With friends in tow I booked 2 days of whale shark tours on a private boat and spaced them out between the week in case of bad weather – We had done our best to insure a good sighting. However, when dealing with wild and open ocean you are never really in control.
This year the weather was great and ocean was much calmer. But unfortunately weather wasn’t the only thing that could go wrong.
The whale shark tours have become so popular that there were exponentially more boats out in the water this time with only a handful of sharks found each day.
This meant there were hundreds of people on crowded boats jumping in the water to surround only a few whale sharks. Even though it was still impressive to see the gentle giants in the water it was hard not to notice how many people were crowding them.
Nearly every shark we saw also had visible injuries to their dorsal fin or tail, likely from colliding with boats chasing after them.
Traveling more in Mexico? Check out: A 3 Day Mexico City Itenerary
An Uncertain Future
As tour operators continue to offer unlimited capacity and allow so many boats out on the water with small numbers of sharks things will likely only go downhill for everyone involved.

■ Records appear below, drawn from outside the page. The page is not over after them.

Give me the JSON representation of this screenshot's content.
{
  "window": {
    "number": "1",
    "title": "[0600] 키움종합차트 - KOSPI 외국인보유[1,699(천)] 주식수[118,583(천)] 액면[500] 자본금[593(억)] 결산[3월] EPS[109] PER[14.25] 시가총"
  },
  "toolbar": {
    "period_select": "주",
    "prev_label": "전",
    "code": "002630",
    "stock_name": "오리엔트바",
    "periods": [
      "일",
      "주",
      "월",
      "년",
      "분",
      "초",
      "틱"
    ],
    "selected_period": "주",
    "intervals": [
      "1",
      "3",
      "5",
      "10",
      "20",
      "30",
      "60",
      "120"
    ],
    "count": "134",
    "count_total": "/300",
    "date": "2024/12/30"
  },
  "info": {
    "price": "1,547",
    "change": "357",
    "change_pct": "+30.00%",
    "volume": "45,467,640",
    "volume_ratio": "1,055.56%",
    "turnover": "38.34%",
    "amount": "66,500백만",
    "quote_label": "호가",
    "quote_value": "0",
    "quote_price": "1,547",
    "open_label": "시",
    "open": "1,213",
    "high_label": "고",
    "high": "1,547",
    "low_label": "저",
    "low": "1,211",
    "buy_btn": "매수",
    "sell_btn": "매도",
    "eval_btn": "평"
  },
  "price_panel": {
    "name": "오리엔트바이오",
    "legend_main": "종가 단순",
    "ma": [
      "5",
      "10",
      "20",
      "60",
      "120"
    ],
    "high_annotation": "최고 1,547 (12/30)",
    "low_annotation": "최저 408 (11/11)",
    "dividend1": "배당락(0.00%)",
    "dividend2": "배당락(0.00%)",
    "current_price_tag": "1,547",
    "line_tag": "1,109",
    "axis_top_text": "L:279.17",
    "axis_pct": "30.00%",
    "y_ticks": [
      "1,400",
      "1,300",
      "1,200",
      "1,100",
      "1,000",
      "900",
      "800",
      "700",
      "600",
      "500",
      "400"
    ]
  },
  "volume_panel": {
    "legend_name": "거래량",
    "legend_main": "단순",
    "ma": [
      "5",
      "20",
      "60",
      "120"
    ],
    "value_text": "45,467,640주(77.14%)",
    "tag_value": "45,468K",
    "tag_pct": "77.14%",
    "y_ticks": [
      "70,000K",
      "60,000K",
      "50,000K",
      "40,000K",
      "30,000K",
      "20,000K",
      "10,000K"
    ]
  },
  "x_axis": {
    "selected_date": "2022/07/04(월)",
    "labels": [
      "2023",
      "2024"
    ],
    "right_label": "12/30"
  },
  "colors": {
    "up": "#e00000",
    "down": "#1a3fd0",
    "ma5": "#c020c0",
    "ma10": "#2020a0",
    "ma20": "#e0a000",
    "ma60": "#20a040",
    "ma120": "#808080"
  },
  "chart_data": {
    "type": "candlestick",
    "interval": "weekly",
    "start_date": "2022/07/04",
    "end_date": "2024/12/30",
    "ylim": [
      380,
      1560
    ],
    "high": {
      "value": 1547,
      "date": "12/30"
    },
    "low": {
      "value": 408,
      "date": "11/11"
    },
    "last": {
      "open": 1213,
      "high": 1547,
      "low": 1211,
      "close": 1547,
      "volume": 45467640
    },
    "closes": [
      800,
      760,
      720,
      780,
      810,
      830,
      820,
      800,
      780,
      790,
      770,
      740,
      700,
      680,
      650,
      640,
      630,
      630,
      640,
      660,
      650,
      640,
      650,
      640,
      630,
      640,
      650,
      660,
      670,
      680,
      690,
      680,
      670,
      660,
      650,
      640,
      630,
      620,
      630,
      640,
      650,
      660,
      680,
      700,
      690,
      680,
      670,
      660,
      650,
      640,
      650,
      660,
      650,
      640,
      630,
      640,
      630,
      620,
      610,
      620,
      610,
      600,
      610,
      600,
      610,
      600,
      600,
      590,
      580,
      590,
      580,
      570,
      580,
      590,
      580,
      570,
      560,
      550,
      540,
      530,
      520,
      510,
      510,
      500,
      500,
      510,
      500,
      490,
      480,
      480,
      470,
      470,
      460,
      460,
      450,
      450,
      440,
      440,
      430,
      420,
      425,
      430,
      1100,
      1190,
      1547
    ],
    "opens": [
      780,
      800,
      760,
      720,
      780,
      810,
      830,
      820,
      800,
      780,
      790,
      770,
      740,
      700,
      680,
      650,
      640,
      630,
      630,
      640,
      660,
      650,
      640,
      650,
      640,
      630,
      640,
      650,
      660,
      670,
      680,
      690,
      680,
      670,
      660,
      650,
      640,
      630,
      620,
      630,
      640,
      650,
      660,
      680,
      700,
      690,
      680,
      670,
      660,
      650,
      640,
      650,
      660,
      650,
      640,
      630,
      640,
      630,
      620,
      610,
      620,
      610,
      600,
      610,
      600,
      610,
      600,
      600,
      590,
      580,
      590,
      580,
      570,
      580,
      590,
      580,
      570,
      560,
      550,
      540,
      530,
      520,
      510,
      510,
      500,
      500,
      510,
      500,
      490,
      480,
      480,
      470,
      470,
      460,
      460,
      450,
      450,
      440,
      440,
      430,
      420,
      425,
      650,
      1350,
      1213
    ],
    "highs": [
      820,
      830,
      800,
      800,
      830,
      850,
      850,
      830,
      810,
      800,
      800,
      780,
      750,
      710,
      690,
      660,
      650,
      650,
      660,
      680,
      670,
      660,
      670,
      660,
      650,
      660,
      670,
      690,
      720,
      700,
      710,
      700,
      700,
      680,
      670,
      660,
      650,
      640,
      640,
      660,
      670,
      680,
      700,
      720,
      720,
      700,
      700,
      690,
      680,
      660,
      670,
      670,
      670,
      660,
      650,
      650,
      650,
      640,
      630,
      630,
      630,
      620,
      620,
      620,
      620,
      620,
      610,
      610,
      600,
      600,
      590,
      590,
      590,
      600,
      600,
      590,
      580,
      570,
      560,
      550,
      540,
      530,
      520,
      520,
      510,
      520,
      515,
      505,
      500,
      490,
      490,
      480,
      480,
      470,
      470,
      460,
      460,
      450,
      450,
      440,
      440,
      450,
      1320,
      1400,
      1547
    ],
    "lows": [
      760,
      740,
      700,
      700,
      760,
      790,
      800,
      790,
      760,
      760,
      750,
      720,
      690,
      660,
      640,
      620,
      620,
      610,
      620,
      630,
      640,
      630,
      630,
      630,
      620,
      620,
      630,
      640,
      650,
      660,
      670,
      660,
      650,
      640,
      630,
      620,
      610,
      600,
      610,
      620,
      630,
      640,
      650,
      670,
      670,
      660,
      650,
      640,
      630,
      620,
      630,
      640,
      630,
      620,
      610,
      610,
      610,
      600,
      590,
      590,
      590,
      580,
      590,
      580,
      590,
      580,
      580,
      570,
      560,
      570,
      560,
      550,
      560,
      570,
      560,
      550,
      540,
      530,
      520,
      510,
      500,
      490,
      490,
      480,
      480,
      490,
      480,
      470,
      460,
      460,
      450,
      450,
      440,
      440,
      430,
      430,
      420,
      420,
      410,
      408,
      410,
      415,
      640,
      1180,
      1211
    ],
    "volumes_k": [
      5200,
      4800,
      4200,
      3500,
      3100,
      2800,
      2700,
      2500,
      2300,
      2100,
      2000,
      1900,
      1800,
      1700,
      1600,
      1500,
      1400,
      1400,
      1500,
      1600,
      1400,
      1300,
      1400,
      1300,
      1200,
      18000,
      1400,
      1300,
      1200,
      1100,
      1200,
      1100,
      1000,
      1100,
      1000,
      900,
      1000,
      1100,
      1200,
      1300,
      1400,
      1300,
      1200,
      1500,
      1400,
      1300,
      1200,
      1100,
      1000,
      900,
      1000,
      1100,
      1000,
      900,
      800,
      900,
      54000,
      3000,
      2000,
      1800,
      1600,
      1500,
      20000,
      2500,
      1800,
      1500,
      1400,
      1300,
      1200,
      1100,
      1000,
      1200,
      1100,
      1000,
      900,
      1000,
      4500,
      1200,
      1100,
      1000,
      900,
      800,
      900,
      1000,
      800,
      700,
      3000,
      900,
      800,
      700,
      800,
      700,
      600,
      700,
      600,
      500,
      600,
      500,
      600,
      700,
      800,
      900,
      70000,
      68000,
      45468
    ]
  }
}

The experience you get will be much less enthralling when so many other people are swimming and kicking around you; and with all the boats jockeying for position it creates far more danger of an accidental injury to those snorkeling in the water.
And what about the poor whale sharks? The first time I went it didn’t feel invasive, we were able to float in the water and enjoy the sharks swimming around us.
This year the boats were chasing the sharks around leaving them nowhere to escape. With all the people it felt more like harassment than observing one of nature’s most wondrous creatures.
There’s still hope that local authorities realize the problem and take action before it’s too late. First and foremost the whale sharks need to protection from injury and danger.
With so much money at stake it’s hard to imagine things won’t get a lot worse before the get any better. Surprisingly, or unsurprisingly Mexico still has a better reputation than many other whale shark tour destinations.
Tips Before You Go:
- When To Go? With a close proximity to the mega-touristy Cancun the tours are accessible and affordable from all over the region. The season begins as early as mid-May and runs all the way into September. For the best outcome plan to go during the low-season when there will be less tourists.
- What You Need?
- A wetsuit – Tour operators require you to wear a wetsuit or life jacket when in the water. You will float in the ocean either way and unless you can’t swim a life jacket will only hinder your ability to swim next to the sharks. Be prepared to pay $10-25 per day for a rental wetsuit.
- Biodegradable Sunscreen – The sun is strong and you’ll be without shade for most of the day. Tour operators will require ‘organic’ sunscreen that doesn’t pollute the water or potentially poison the sea life. It’s wise to bring your own as sunscreen is quite pricey here.
- Motion Sickness Pills – Sea sickness is a real downer and very likely. Try to avoid it by taking Dramamine before you go.
- Where are the Tours? There are tours leaving from Isla Mujeres, Cancun, Playa del Carmen and Isla Holbox. Most of them all boat to the same spot (wherever the first spotters locate the whales each day).
- A Guarantee? Check for a money back guarantee from the tour operator you chose. Many of them will guarantee you swim with whale sharks or offer a refund of some kind.
- What’s the Price? Tours range from $125.00 USD and up depending upon your need for transportation to the marina.
Check out our official guide to scuba diving Mexico HERE.
James loves to share his passion for traveling and to inspire you to go out and do more exploring of your own! There’s a great big world out there that we don’t see enough of. More than half of Americans haven’t even set foot outside of their own country! From Belize’s barrier reef, to the jungles of Borneo, James loves to explore and share some awesome travels!